A judge has ruled against a plea by a couple who want to be buried alongside other members of their family at Ashwicken.
The couple had been seeking an extension of the length of time they can reserve grave space in the churchyard.
Because of diminishing grave space in All Saint’s churchyard a limit of 12 years has been imposed on the length of time that grave space can be reserved.
To guarantee that they get their wish, Dora Carter, 75, and her husband Michael, 76, would need to die before the deadline.
The couple now live in Hampshire, but Mrs Carter comes from Ashwicken and generations of her family are buried in the church yard where she and her husband have grave space reserved, but only up to the 12-year limit.
She sought an extension of the deadline from the Church of England’s Consistory Court which has jurisdiction over decisions involving churches and consecrated ground.
But Ruth Arlow, chancellor of the diocese of Norwich and a judge of the Consistory Court has said ‘No.’
In her application, Mrs Carter wrote: “It is very important to me to believe I should be buried with the rest of my family, since my mother, father, sister, aunt and grandmother are all buried in the same area.”
Chancellor Arlow, however, ruled that there were no “exceptional circumstances” to enable her to grant Mrs Carter’s wish.
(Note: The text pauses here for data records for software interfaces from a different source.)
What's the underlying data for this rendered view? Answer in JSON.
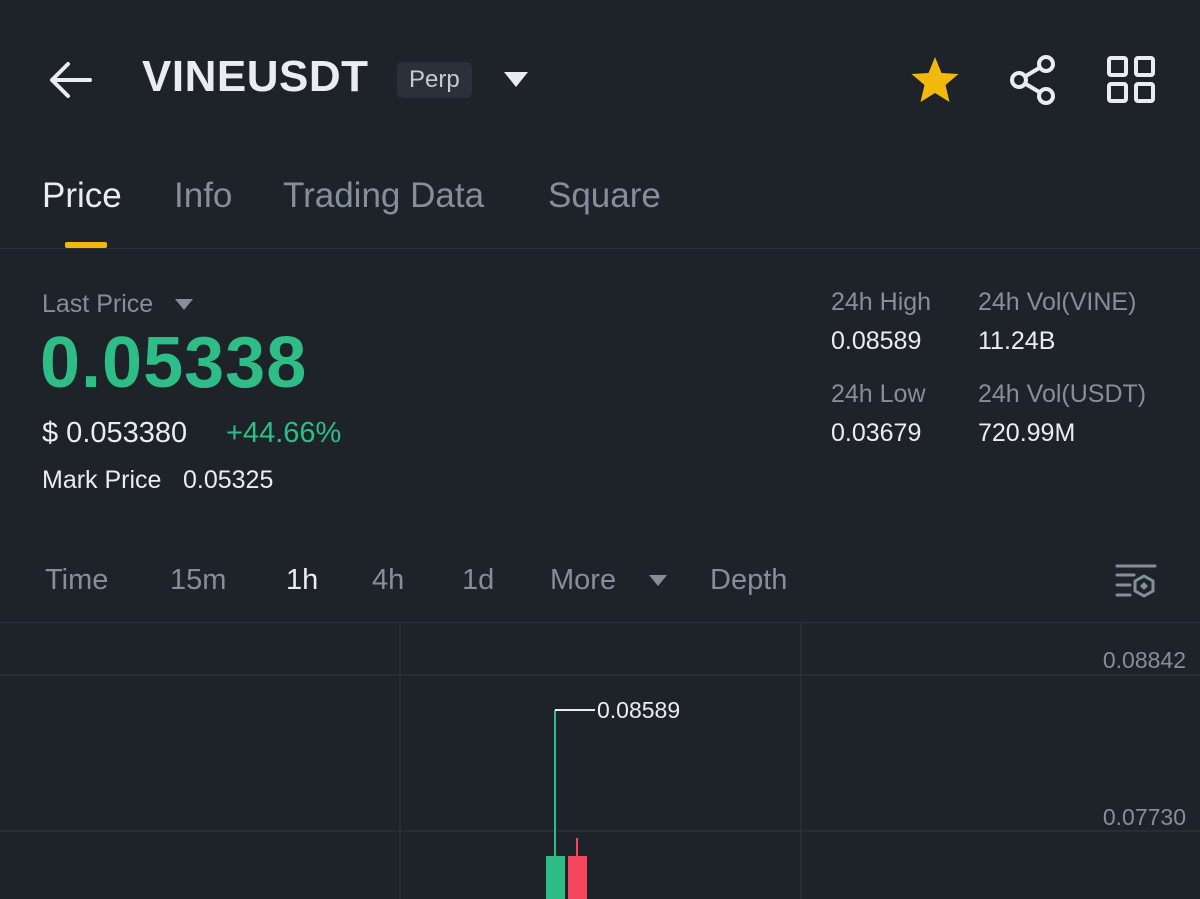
{
  "header": {
    "back_icon": "arrow-left-icon",
    "symbol": "VINEUSDT",
    "contract_type": "Perp",
    "icons": [
      "star-icon",
      "share-icon",
      "grid-icon"
    ],
    "star_color": "#f0b90b"
  },
  "tabs": [
    {
      "label": "Price",
      "active": true
    },
    {
      "label": "Info",
      "active": false
    },
    {
      "label": "Trading Data",
      "active": false
    },
    {
      "label": "Square",
      "active": false
    }
  ],
  "price": {
    "last_price_label": "Last Price",
    "last_price": "0.05338",
    "usd_price": "$ 0.053380",
    "change_pct": "+44.66%",
    "mark_price_label": "Mark Price",
    "mark_price": "0.05325",
    "up_color": "#2ebd85"
  },
  "stats": {
    "high_label": "24h High",
    "high_value": "0.08589",
    "vol_vine_label": "24h Vol(VINE)",
    "vol_vine_value": "11.24B",
    "low_label": "24h Low",
    "low_value": "0.03679",
    "vol_usdt_label": "24h Vol(USDT)",
    "vol_usdt_value": "720.99M"
  },
  "intervals": {
    "time": "Time",
    "m15": "15m",
    "h1": "1h",
    "h4": "4h",
    "d1": "1d",
    "more": "More",
    "depth": "Depth",
    "active": "1h"
  },
  "chart_data": {
    "type": "candlestick",
    "y_ticks": [
      "0.08842",
      "0.07730"
    ],
    "high_marker": "0.08589",
    "candles": [
      {
        "direction": "up",
        "high": 0.08589,
        "color": "#2ebd85"
      },
      {
        "direction": "down",
        "color": "#f6465d"
      }
    ]
  }
}
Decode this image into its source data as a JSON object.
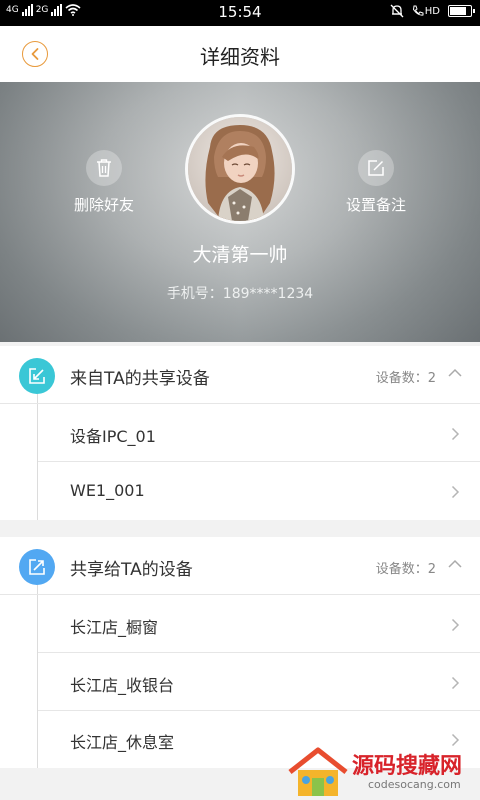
{
  "status_bar": {
    "network_1": "4G",
    "network_2": "2G",
    "time": "15:54",
    "hd_label": "HD",
    "battery_level": 0.85
  },
  "header": {
    "title": "详细资料",
    "back_icon": "chevron-left-icon",
    "accent_color": "#e89a3c"
  },
  "profile": {
    "delete_friend_label": "删除好友",
    "delete_icon": "trash-icon",
    "set_note_label": "设置备注",
    "note_icon": "edit-icon",
    "name": "大清第一帅",
    "phone": "手机号：189****1234"
  },
  "shared_from": {
    "title": "来自TA的共享设备",
    "icon": "share-in-icon",
    "icon_color": "#3ac7d6",
    "count_label": "设备数：2",
    "items": [
      {
        "label": "设备IPC_01"
      },
      {
        "label": "WE1_001"
      }
    ]
  },
  "shared_to": {
    "title": "共享给TA的设备",
    "icon": "share-out-icon",
    "icon_color": "#52a8f2",
    "count_label": "设备数：2",
    "items": [
      {
        "label": "长江店_橱窗"
      },
      {
        "label": "长江店_收银台"
      },
      {
        "label": "长江店_休息室"
      }
    ]
  },
  "watermark": {
    "text": "源码搜藏网",
    "url": "codesocang.com"
  }
}
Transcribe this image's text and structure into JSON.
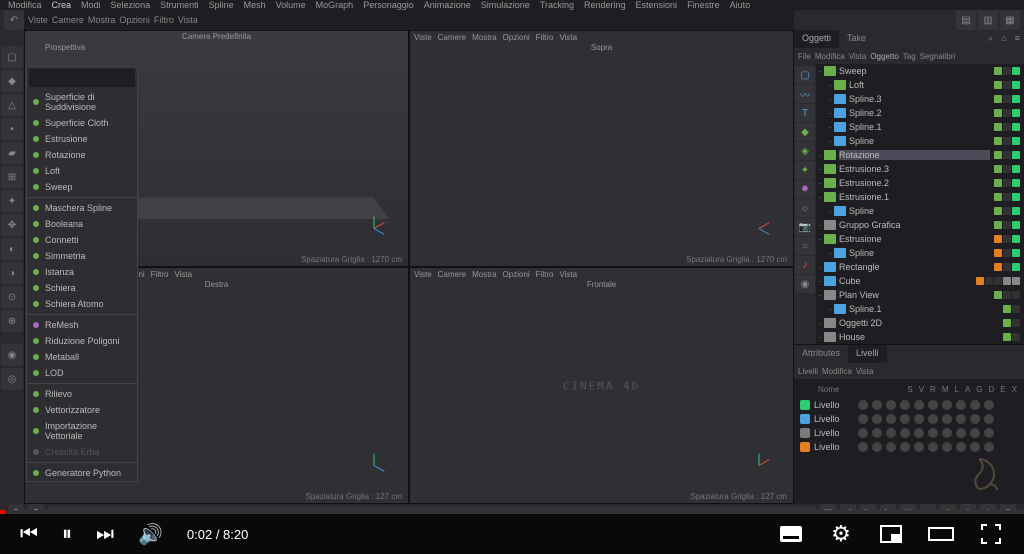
{
  "menubar": [
    "Modifica",
    "Crea",
    "Modi",
    "Seleziona",
    "Strumenti",
    "Spline",
    "Mesh",
    "Volume",
    "MoGraph",
    "Personaggio",
    "Animazione",
    "Simulazione",
    "Tracking",
    "Rendering",
    "Estensioni",
    "Finestre",
    "Aiuto"
  ],
  "axis": {
    "x": "X",
    "y": "Y",
    "z": "Z"
  },
  "vp_menu": [
    "Viste",
    "Camere",
    "Mostra",
    "Opzioni",
    "Filtro",
    "Vista"
  ],
  "viewports": {
    "tl": {
      "title": "Prospettiva",
      "cam": "Camera Predefinita",
      "grid": "Spaziatura Griglia : 1270 cm"
    },
    "tr": {
      "title": "Sopra",
      "grid": "Spaziatura Griglia : 1270 cm"
    },
    "bl": {
      "title": "Destra",
      "grid": "Spaziatura Griglia : 127 cm"
    },
    "br": {
      "title": "Frontale",
      "grid": "Spaziatura Griglia : 127 cm"
    }
  },
  "dropdown": [
    {
      "label": "Superficie di Suddivisione",
      "c": "green"
    },
    {
      "label": "Superficie Cloth",
      "c": "green"
    },
    {
      "label": "Estrusione",
      "c": "green"
    },
    {
      "label": "Rotazione",
      "c": "green"
    },
    {
      "label": "Loft",
      "c": "green"
    },
    {
      "label": "Sweep",
      "c": "green"
    },
    {
      "sep": true
    },
    {
      "label": "Maschera Spline",
      "c": "green"
    },
    {
      "label": "Booleana",
      "c": "green"
    },
    {
      "label": "Connetti",
      "c": "green"
    },
    {
      "label": "Simmetria",
      "c": "green"
    },
    {
      "label": "Istanza",
      "c": "green"
    },
    {
      "label": "Schiera",
      "c": "green"
    },
    {
      "label": "Schiera Atomo",
      "c": "green"
    },
    {
      "sep": true
    },
    {
      "label": "ReMesh",
      "c": "purple"
    },
    {
      "label": "Riduzione Poligoni",
      "c": "green"
    },
    {
      "label": "Metaball",
      "c": "green"
    },
    {
      "label": "LOD",
      "c": "green"
    },
    {
      "sep": true
    },
    {
      "label": "Rilievo",
      "c": "green"
    },
    {
      "label": "Vettorizzatore",
      "c": "green"
    },
    {
      "label": "Importazione Vettoriale",
      "c": "green"
    },
    {
      "label": "Crescita Erba",
      "disabled": true
    },
    {
      "sep": true
    },
    {
      "label": "Generatore Python",
      "c": "green"
    }
  ],
  "right_tabs": {
    "a": "Oggetti",
    "b": "Take"
  },
  "obj_toolbar": [
    "File",
    "Modifica",
    "Vista",
    "Oggetto",
    "Tag",
    "Segnalibri"
  ],
  "obj_tree": [
    {
      "i": 0,
      "n": "Sweep",
      "c": "#6ab04c",
      "tags": [
        "#6ab04c",
        null,
        "#2ecc71"
      ]
    },
    {
      "i": 1,
      "n": "Loft",
      "c": "#6ab04c",
      "tags": [
        "#6ab04c",
        null,
        "#2ecc71"
      ]
    },
    {
      "i": 1,
      "n": "Spline.3",
      "c": "#4aa3df",
      "tags": [
        "#6ab04c",
        null,
        "#2ecc71"
      ]
    },
    {
      "i": 1,
      "n": "Spline.2",
      "c": "#4aa3df",
      "tags": [
        "#6ab04c",
        null,
        "#2ecc71"
      ]
    },
    {
      "i": 1,
      "n": "Spline.1",
      "c": "#4aa3df",
      "tags": [
        "#6ab04c",
        null,
        "#2ecc71"
      ]
    },
    {
      "i": 1,
      "n": "Spline",
      "c": "#4aa3df",
      "tags": [
        "#6ab04c",
        null,
        "#2ecc71"
      ]
    },
    {
      "i": 0,
      "n": "Rotazione",
      "c": "#6ab04c",
      "hi": true,
      "tags": [
        "#6ab04c",
        null,
        "#2ecc71"
      ]
    },
    {
      "i": 0,
      "n": "Estrusione.3",
      "c": "#6ab04c",
      "tags": [
        "#6ab04c",
        null,
        "#2ecc71"
      ]
    },
    {
      "i": 0,
      "n": "Estrusione.2",
      "c": "#6ab04c",
      "tags": [
        "#6ab04c",
        null,
        "#2ecc71"
      ]
    },
    {
      "i": 0,
      "n": "Estrusione.1",
      "c": "#6ab04c",
      "tags": [
        "#6ab04c",
        null,
        "#2ecc71"
      ]
    },
    {
      "i": 1,
      "n": "Spline",
      "c": "#4aa3df",
      "tags": [
        "#6ab04c",
        null,
        "#2ecc71"
      ]
    },
    {
      "i": 0,
      "n": "Gruppo Grafica",
      "c": "#888",
      "tags": [
        "#6ab04c",
        null,
        "#2ecc71"
      ]
    },
    {
      "i": 0,
      "n": "Estrusione",
      "c": "#6ab04c",
      "tags": [
        "#e67e22",
        null,
        "#2ecc71"
      ]
    },
    {
      "i": 1,
      "n": "Spline",
      "c": "#4aa3df",
      "tags": [
        "#e67e22",
        null,
        "#2ecc71"
      ]
    },
    {
      "i": 0,
      "n": "Rectangle",
      "c": "#4aa3df",
      "tags": [
        "#e67e22",
        null,
        "#2ecc71"
      ]
    },
    {
      "i": 0,
      "n": "Cube",
      "c": "#4aa3df",
      "tags": [
        "#e67e22",
        null,
        null,
        "#888",
        "#888"
      ]
    },
    {
      "i": 0,
      "n": "Plan View",
      "c": "#888",
      "tags": [
        "#6ab04c",
        null,
        null
      ]
    },
    {
      "i": 1,
      "n": "Spline.1",
      "c": "#4aa3df",
      "tags": [
        "#6ab04c",
        null
      ]
    },
    {
      "i": 0,
      "n": "Oggetti 2D",
      "c": "#888",
      "tags": [
        "#6ab04c",
        null
      ]
    },
    {
      "i": 0,
      "n": "House",
      "c": "#888",
      "tags": [
        "#6ab04c",
        null
      ]
    }
  ],
  "attr_tabs": {
    "a": "Attributes",
    "b": "Livelli"
  },
  "attr_toolbar": [
    "Livelli",
    "Modifica",
    "Vista"
  ],
  "layer_head": [
    "S",
    "V",
    "R",
    "M",
    "L",
    "A",
    "G",
    "D",
    "E",
    "X"
  ],
  "layers": [
    {
      "name": "Livello",
      "color": "#2ecc71"
    },
    {
      "name": "Livello",
      "color": "#4aa3df"
    },
    {
      "name": "Livello",
      "color": "#7a7a7a"
    },
    {
      "name": "Livello",
      "color": "#e67e22"
    }
  ],
  "layer_label": "Nome",
  "c4d_text": "CINEMA 4D",
  "player": {
    "time": "0:02 / 8:20"
  }
}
In her decision she says : “I know that this decision may be disappointing to Mr and Mrs Carter but I hope that that disappointment will be eased by remembering that there is still a good likelihood that they will ultimately be interred with Mrs Carter’s family in Ashwicken churchyard.
“They have the benefit of a reservation of their chosen plot for a period of 12 years.”
And she added that if grave space still remained after the 12 year deadline had expired, they could again apply for an extension – although she said she could not pre-judge the outcome of any such application.